Problem to solve:
Count how many lines of the listing contain "Smart", then give that number and nothing more.

Supplied data:
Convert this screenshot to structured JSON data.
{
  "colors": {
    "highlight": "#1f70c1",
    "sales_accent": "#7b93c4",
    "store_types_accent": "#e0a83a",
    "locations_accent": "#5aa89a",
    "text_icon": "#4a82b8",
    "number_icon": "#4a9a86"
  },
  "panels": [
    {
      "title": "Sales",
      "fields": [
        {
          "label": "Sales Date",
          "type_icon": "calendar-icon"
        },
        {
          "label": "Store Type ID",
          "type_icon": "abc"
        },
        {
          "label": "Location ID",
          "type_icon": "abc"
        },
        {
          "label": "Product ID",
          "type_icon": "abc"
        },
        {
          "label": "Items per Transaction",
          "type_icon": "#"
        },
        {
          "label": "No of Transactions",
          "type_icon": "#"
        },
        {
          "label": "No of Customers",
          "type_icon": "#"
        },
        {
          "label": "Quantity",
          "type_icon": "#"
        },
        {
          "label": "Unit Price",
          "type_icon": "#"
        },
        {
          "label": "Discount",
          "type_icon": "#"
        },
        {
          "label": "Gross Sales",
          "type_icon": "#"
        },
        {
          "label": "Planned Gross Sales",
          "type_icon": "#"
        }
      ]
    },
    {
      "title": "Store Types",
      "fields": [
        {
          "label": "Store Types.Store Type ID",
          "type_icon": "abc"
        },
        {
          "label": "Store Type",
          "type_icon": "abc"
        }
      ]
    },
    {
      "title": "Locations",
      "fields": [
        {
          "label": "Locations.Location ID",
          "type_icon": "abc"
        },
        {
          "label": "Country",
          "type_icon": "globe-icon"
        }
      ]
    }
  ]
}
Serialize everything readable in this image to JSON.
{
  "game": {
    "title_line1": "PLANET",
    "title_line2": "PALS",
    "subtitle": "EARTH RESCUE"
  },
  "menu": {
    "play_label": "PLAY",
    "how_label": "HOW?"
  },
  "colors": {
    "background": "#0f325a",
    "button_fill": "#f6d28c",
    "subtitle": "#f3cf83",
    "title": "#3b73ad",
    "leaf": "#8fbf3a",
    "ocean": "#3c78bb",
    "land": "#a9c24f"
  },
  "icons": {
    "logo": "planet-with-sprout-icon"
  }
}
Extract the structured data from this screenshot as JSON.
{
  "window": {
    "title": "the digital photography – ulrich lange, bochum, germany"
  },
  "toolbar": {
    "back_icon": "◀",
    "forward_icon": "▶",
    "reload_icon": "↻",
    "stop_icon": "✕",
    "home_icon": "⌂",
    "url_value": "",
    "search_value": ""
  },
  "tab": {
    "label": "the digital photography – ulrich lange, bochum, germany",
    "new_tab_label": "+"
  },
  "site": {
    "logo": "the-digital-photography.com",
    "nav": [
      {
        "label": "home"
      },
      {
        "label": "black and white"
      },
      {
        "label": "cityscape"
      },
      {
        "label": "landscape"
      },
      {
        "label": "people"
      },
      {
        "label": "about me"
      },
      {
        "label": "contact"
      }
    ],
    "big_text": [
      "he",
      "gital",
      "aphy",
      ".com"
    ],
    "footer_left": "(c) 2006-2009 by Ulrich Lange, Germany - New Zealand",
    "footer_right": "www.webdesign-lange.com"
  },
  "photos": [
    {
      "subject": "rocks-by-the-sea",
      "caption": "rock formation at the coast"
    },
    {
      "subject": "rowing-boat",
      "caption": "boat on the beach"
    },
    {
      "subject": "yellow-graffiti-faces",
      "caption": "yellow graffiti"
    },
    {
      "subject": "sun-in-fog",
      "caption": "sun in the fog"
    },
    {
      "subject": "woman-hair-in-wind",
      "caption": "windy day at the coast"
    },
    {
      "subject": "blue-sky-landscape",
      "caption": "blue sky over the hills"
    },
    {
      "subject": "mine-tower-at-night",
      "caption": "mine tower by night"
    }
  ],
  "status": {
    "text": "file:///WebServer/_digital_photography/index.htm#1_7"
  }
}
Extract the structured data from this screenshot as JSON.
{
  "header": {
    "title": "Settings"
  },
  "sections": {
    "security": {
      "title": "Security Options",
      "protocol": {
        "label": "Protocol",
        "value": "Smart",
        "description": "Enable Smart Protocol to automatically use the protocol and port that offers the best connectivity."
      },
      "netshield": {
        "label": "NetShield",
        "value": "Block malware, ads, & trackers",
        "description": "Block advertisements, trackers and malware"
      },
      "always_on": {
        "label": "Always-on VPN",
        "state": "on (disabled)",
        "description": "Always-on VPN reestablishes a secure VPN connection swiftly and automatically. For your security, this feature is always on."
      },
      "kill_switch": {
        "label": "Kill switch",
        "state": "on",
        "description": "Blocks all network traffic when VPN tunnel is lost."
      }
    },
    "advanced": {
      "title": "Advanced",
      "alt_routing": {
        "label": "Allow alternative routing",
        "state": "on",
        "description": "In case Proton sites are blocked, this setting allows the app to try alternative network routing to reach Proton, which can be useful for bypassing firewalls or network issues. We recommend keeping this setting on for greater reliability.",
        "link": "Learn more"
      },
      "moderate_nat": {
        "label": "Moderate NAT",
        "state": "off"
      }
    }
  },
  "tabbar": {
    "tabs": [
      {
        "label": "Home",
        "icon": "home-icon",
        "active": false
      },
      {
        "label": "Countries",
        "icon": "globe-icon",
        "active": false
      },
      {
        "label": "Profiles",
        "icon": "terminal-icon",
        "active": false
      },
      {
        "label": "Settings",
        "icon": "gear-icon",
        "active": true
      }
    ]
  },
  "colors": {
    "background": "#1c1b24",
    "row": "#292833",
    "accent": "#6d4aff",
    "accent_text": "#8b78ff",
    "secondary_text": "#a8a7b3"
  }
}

Response box:
2